## What you have to do
Filter the entries for lines with the word "Feriados".

[Data records for software interfaces]

-*-

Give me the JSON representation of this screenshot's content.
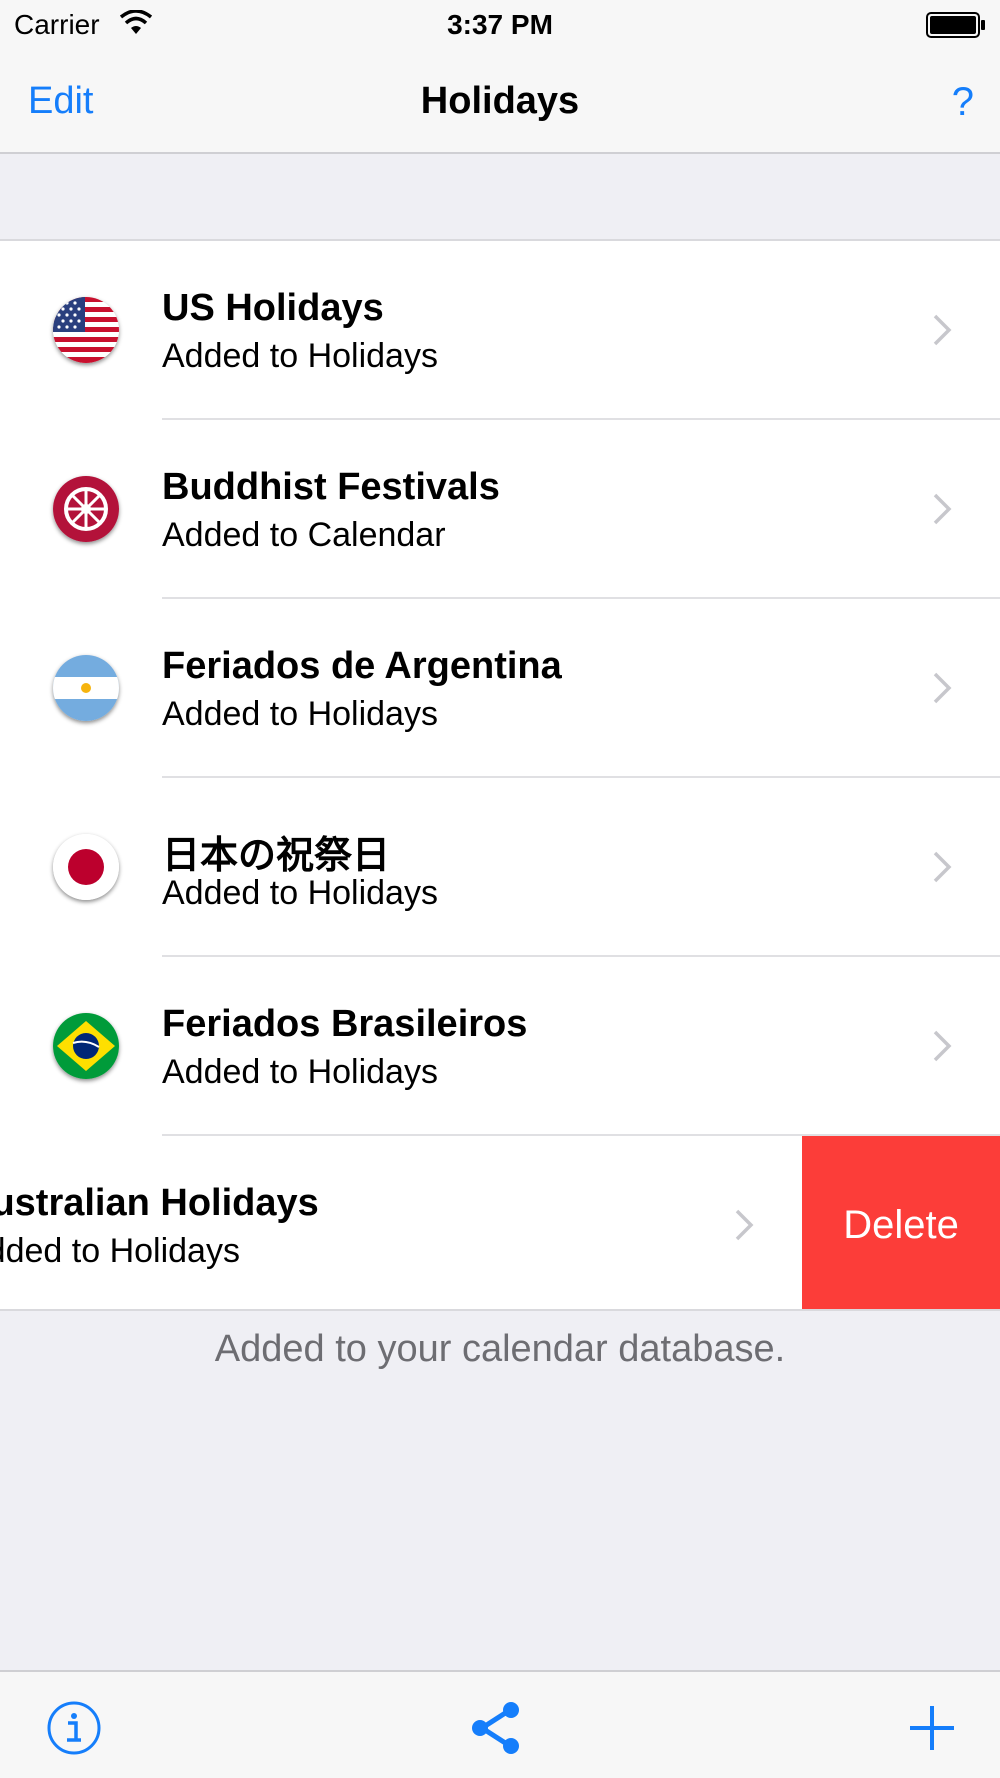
{
  "status_bar": {
    "carrier": "Carrier",
    "time": "3:37 PM"
  },
  "nav": {
    "edit_label": "Edit",
    "title": "Holidays",
    "help_label": "?"
  },
  "rows": [
    {
      "title": "US Holidays",
      "subtitle": "Added to Holidays",
      "icon": "us-flag-icon"
    },
    {
      "title": "Buddhist Festivals",
      "subtitle": "Added to Calendar",
      "icon": "dharma-wheel-icon"
    },
    {
      "title": "Feriados de Argentina",
      "subtitle": "Added to Holidays",
      "icon": "argentina-flag-icon"
    },
    {
      "title": "日本の祝祭日",
      "subtitle": "Added to Holidays",
      "icon": "japan-flag-icon"
    },
    {
      "title": "Feriados Brasileiros",
      "subtitle": "Added to Holidays",
      "icon": "brazil-flag-icon"
    },
    {
      "title": "Australian Holidays",
      "subtitle": "Added to Holidays",
      "icon": "australia-flag-icon"
    }
  ],
  "delete_label": "Delete",
  "footer_text": "Added to your calendar database.",
  "toolbar": {
    "info_icon": "info-icon",
    "share_icon": "share-icon",
    "add_icon": "plus-icon"
  },
  "colors": {
    "accent": "#157efb",
    "delete": "#fc3d39",
    "background": "#efeff4"
  }
}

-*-

## Output of the task
      "title": "Feriados de Argentina",
      "title": "Feriados Brasileiros",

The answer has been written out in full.